What this means is that we should regard our old sinful nature as dead and unresponsive to sin. If you strike a match and place it on a dead body, he will not feel the heat because the body is in numbness state. By considering ourselves dead to sin, Paul wants us to be like Christ in  dying to sin and living to God; living a new life of holiness devoted to God’s glory, in imitating Christ’s resurrection-life.

As people who are now identified with Christ, we should distant ourselves from the kind of life we were used to before we repented. We should no longer want to pursue our old plans, desires, and goals. Those desires must be put to death (Col. 3:5, 6). We should begin to live for the glory of God. This will be a battle between the flesh and the spirit. However, if you are willing and obedient, God will grant you the enabling grace through the power of the Holy Spirit who will help you become all that Christ wants you to be. Your salvation should produce “A change not of state and condition only, but of character and conduct. It leads a person to live not unto himself, but unto Him who died for him and rose again” as posited Family Bible Notes. Is it so in your life?

Food for Thought: What positive change can be seen in your conduct and character as a Christian?

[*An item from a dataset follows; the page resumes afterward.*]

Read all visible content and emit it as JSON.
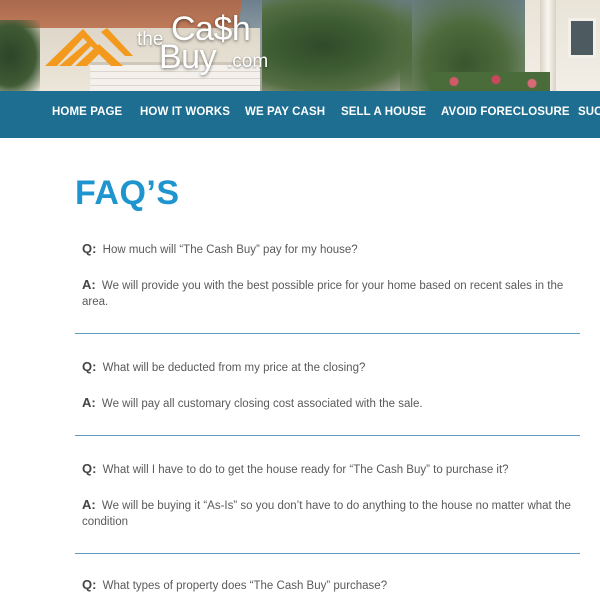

Memory verse: Romans 6:2 – Certainly not! How shall we who died to sin live any longer in it?

Prayer: Lord God, help me to mortify my body so I can die to sin in Jesus name.

The Implications Of Our Baptism


Devotion for Wednesday April 19, 2017

Topic: The Implications Of Our Baptism

Text: Romans 6:1 – 7

Misconception and misunderstanding of our basics of faith can affect our relationship with God badly and make the foundation of our faith shaky. Paul realized that his teaching in the previous chapter about God’s kindness to sinners could be interpreted to suggest that people ought to keep on sinning so that God can show us more and more kindness and forgiveness. Hence the question Paul asked in Romans 6:1. He also answered by emphatically saying, “Certainly not!” Paul’s idea here is that the gospel of grace was not aimed at finding an excuse for sin, but to give freedom from sin. He clarified this with the following illustration that the believer has died to sin.

Using the burial of Christ as a reference point, Paul stated that our baptism implies we have died with Christ. Our baptism connotes death to sin and exchange of our sinful life for Christ’s resurrection life. Paul speaks of this death to sin as a fact and concludes, therefore, that believers cannot continue to live in it. This is what is expected of us in our baptism.

From this teaching of Paul, the usefulness of our baptism does not lie on the place or means by which we were baptised as some lay credence to immersion. What matters is the repentance from sin and resurrection to a new life in Christ Jesus. This was the point Peter raised in 1 Pet. 3:21. It is not just enough to be baptised, we should strive to live out the life required of us who have been baptised. It should be lives that are dead to sin and alive unto righteousness. Do you manifest a life that is dead to sin and alive unto righteousness?

Food for Thought: Are you living the life required of someone who has been baptised?

Memory verse: Colossians 2:12

Prayer: Lord God, cause me to die to sin and live unto righteousness as required of me in Jesus name. Amen.